Work required
Wherever the word "Esprit" appears in a line of the records, copy that line.

(Stored items from a collection)
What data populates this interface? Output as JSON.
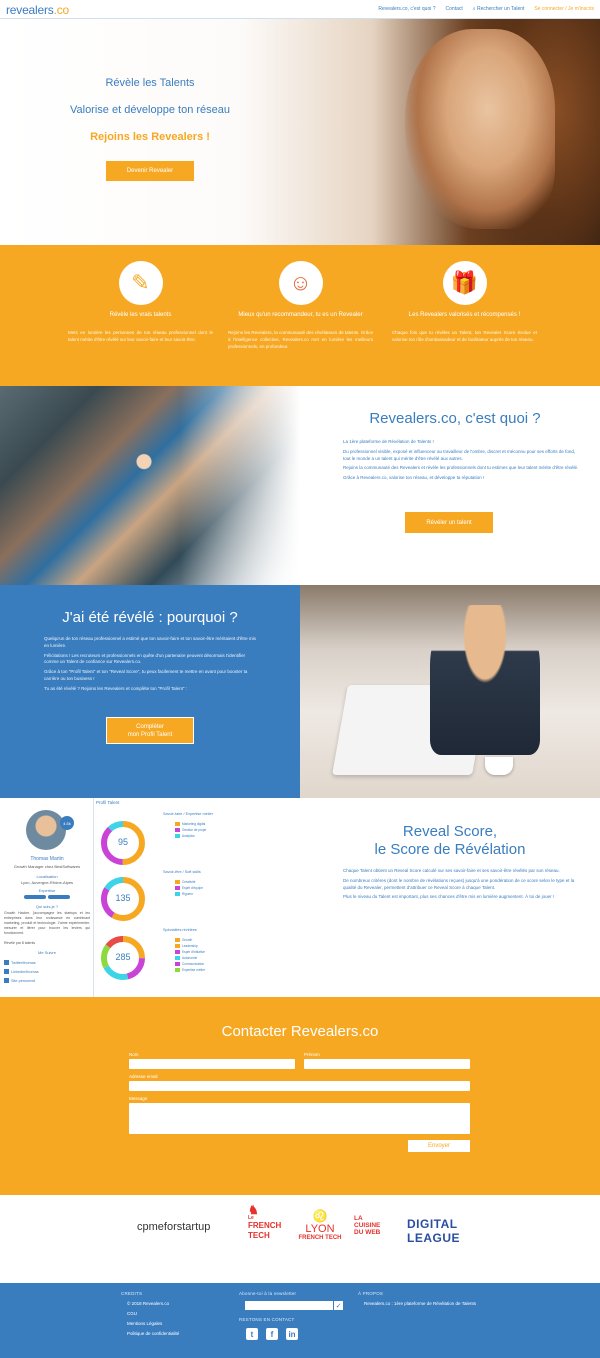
{
  "header": {
    "logo_main": "revealers",
    "logo_dot": ".co",
    "nav": {
      "about": "Revealers.co, c'est quoi ?",
      "contact": "Contact",
      "search": "Rechercher un Talent",
      "login": "Se connecter",
      "separator": "/",
      "signup": "Je m'inscris"
    }
  },
  "hero": {
    "line1": "Révèle les Talents",
    "line2": "Valorise et développe ton réseau",
    "line3": "Rejoins les Revealers !",
    "button": "Devenir Revealer"
  },
  "features": [
    {
      "icon": "✎",
      "title": "Révèle les vrais talents",
      "text": "Mets en lumière les personnes de ton réseau professionnel dont le talent mérite d'être révélé sur leur savoir-faire et leur savoir-être."
    },
    {
      "icon": "☺",
      "title": "Mieux qu'un recommandeur, tu es un Revealer",
      "text": "Rejoins les Revealers, la communauté des révélateurs de talents. Grâce à l'intelligence collective, Revealers.co met en lumière les meilleurs professionnels, en profondeur."
    },
    {
      "icon": "🎁",
      "title": "Les Revealers valorisés et récompensés !",
      "text": "Chaque fois que tu révèles un Talent, ton Revealer Score évolue et valorise ton rôle d'ambassadeur et de facilitateur auprès de ton réseau."
    }
  ],
  "about": {
    "title": "Revealers.co, c'est quoi ?",
    "paragraphs": [
      "La 1ère plateforme de Révélation de Talents !",
      "Du professionnel visible, exposé et influenceur au travailleur de l'ombre, discret et méconnu pour ses efforts de fond, tout le monde a un talent qui mérite d'être révélé aux autres.",
      "Rejoins la communauté des Revealers et révèle les professionnels dont tu estimes que leur talent mérite d'être révélé.",
      "Grâce à Revealers.co, valorise ton réseau, et développe ta réputation !"
    ],
    "button": "Révéler un talent"
  },
  "why": {
    "title": "J'ai été révélé : pourquoi ?",
    "paragraphs": [
      "Quelqu'un de ton réseau professionnel a estimé que ton savoir-faire et ton savoir-être méritaient d'être mis en lumière.",
      "Félicitations ! Les recruteurs et professionnels en quête d'un partenaire peuvent désormais t'identifier comme un Talent de confiance sur Revealers.co.",
      "Grâce à ton \"Profil Talent\" et ton \"Reveal Score\", tu peux facilement te mettre en avant pour booster ta carrière ou ton business !",
      "Tu as été révélé ? Rejoins les Revealers et complète ton \"Profil Talent\" :"
    ],
    "button_line1": "Compléter",
    "button_line2": "mon Profil Talent"
  },
  "score": {
    "profile": {
      "badge": "4.5k",
      "name": "Thomas Martin",
      "role": "Growth Manager chez BestSoftwares",
      "location_label": "Localisation",
      "location": "Lyon, Auvergne-Rhône-Alpes",
      "expertise_label": "Expertise",
      "who_label": "Qui suis-je ?",
      "bio": "Growth Hacker, j'accompagne les startups et les entreprises dans leur croissance en combinant marketing, produit et technologie. J'aime expérimenter, mesurer et itérer pour trouver les leviers qui fonctionnent.",
      "revealed_by": "Révélé par 8 talents",
      "follow_label": "Me Suivre",
      "links": [
        "Twitter/thomas",
        "Linkedin/thomas",
        "Site personnel"
      ]
    },
    "tab_label": "Profil Talent",
    "donuts": [
      95,
      135,
      285
    ],
    "legend_groups": [
      {
        "title": "Savoir-faire / Expertise métier",
        "items": [
          "Marketing digital",
          "Gestion de projet",
          "Analytics"
        ]
      },
      {
        "title": "Savoir-être / Soft skills",
        "items": [
          "Créativité",
          "Esprit d'équipe",
          "Rigueur"
        ]
      },
      {
        "title": "Spécialités révélées",
        "items": [
          "Growth",
          "Leadership",
          "Esprit d'initiative",
          "Autonomie",
          "Communication",
          "Expertise métier"
        ]
      }
    ],
    "colors": [
      "#f7a823",
      "#c843d6",
      "#3dd4e8",
      "#8cd940"
    ],
    "title_line1": "Reveal Score,",
    "title_line2": "le Score de Révélation",
    "paragraphs": [
      "Chaque Talent obtient un Reveal Score calculé sur ses savoir-faire et ses savoir-être révélés par son réseau.",
      "De nombreux critères (dont le nombre de révélations reçues) jusqu'à une pondération de ce score selon le type et la qualité du Revealer, permettent d'attribuer ce Reveal Score à chaque Talent.",
      "Plus le niveau du Talent est important, plus ses chances d'être mis en lumière augmentent. À toi de jouer !"
    ]
  },
  "contact": {
    "title": "Contacter Revealers.co",
    "name_label": "Nom",
    "firstname_label": "Prénom",
    "email_label": "Adresse email",
    "message_label": "Message",
    "send": "Envoyer"
  },
  "partners": {
    "cpme": "cpmeforstartup",
    "frenchtech_le": "Le",
    "frenchtech_french": "FRENCH",
    "frenchtech_tech": "TECH",
    "lyon_top": "LYON",
    "lyon_bottom": "FRENCH TECH",
    "cuisine": "LA CUISINE DU WEB",
    "digital1": "DIGITAL",
    "digital2": "LEAGUE"
  },
  "footer": {
    "credits_title": "CREDITS",
    "credits_items": [
      "© 2018 Revealers.co",
      "CGU",
      "Mentions Légales",
      "Politique de confidentialité"
    ],
    "newsletter_title": "Abonne-toi à la newsletter",
    "contact_title": "RESTONS EN CONTACT",
    "about_title": "À PROPOS",
    "about_text": "Revealers.co : 1ère plateforme de Révélation de Talents"
  }
}
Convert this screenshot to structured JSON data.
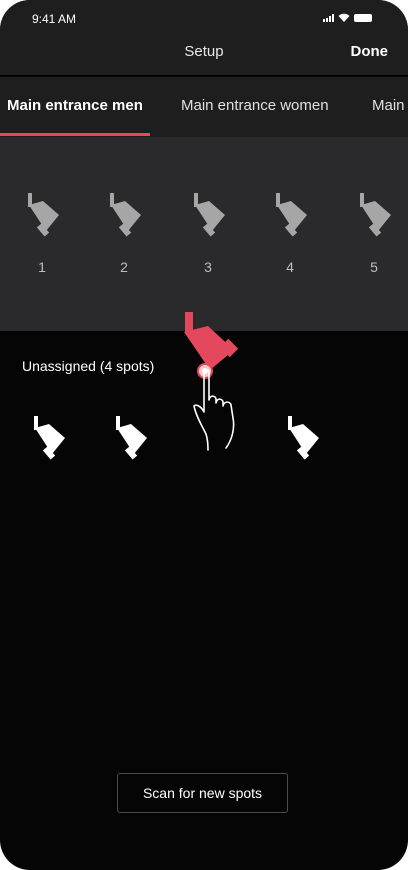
{
  "status_bar": {
    "time": "9:41 AM",
    "icons": [
      "signal-icon",
      "wifi-icon",
      "battery-icon"
    ]
  },
  "nav": {
    "title": "Setup",
    "done_label": "Done"
  },
  "tabs": [
    {
      "label": "Main entrance men",
      "active": true
    },
    {
      "label": "Main entrance women",
      "active": false
    },
    {
      "label": "Main",
      "active": false
    }
  ],
  "assigned_slots": [
    {
      "label": "1",
      "icon": "spotlight-icon"
    },
    {
      "label": "2",
      "icon": "spotlight-icon"
    },
    {
      "label": "3",
      "icon": "spotlight-icon"
    },
    {
      "label": "4",
      "icon": "spotlight-icon"
    },
    {
      "label": "5",
      "icon": "spotlight-icon"
    }
  ],
  "unassigned": {
    "label": "Unassigned (4 spots)",
    "visible_spots": 3
  },
  "scan_button": {
    "label": "Scan for new spots"
  },
  "colors": {
    "accent": "#e3485c",
    "assigned_spot": "#a6a6a6",
    "unassigned_spot": "#ffffff",
    "panel_background": "#2a2a2c",
    "background": "#050505"
  }
}
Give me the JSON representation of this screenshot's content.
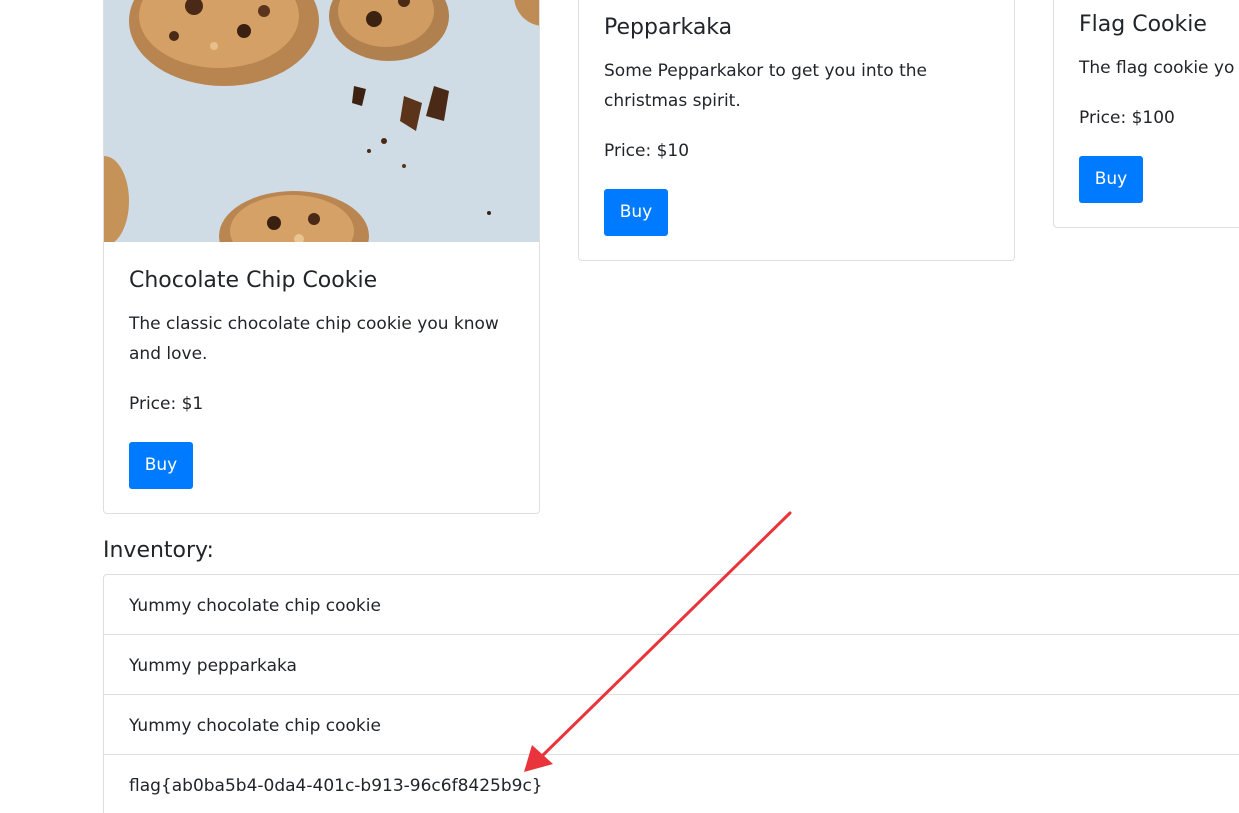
{
  "products": [
    {
      "title": "Chocolate Chip Cookie",
      "description": "The classic chocolate chip cookie you know and love.",
      "price": "Price: $1",
      "buy_label": "Buy"
    },
    {
      "title": "Pepparkaka",
      "description": "Some Pepparkakor to get you into the christmas spirit.",
      "price": "Price: $10",
      "buy_label": "Buy"
    },
    {
      "title": "Flag Cookie",
      "description": "The flag cookie yo",
      "price": "Price: $100",
      "buy_label": "Buy"
    }
  ],
  "inventory": {
    "heading": "Inventory:",
    "items": [
      "Yummy chocolate chip cookie",
      "Yummy pepparkaka",
      "Yummy chocolate chip cookie",
      "flag{ab0ba5b4-0da4-401c-b913-96c6f8425b9c}"
    ]
  },
  "colors": {
    "button": "#007bff",
    "annotation_arrow": "#e8343a",
    "image_background": "#cdd9e2"
  }
}
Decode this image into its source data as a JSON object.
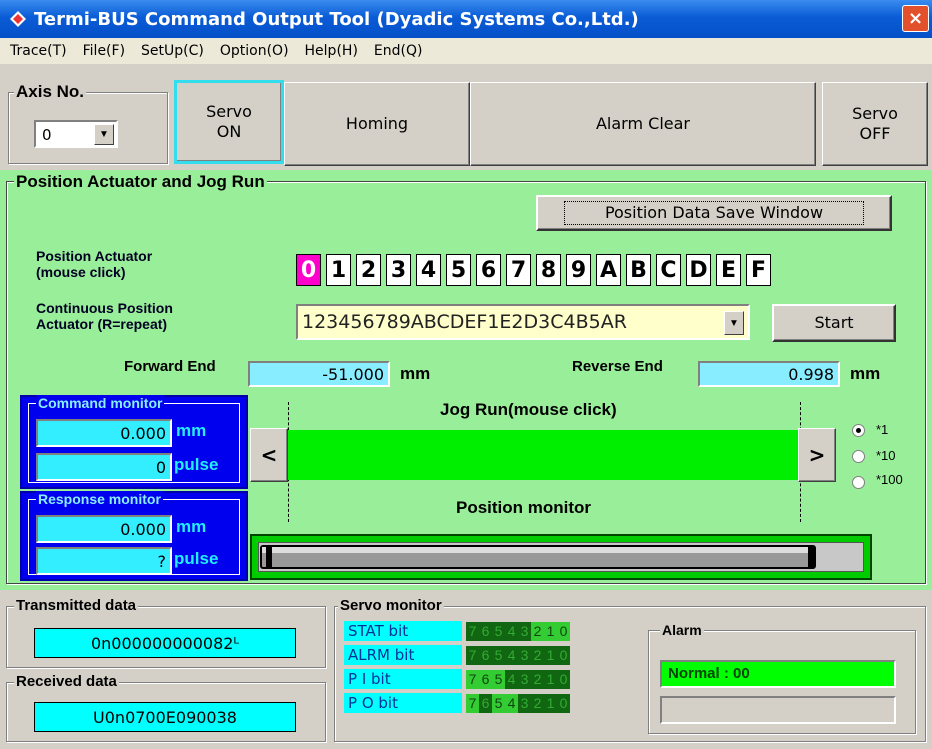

Response
          "Esprit d'équipe",
          "Esprit d'initiative",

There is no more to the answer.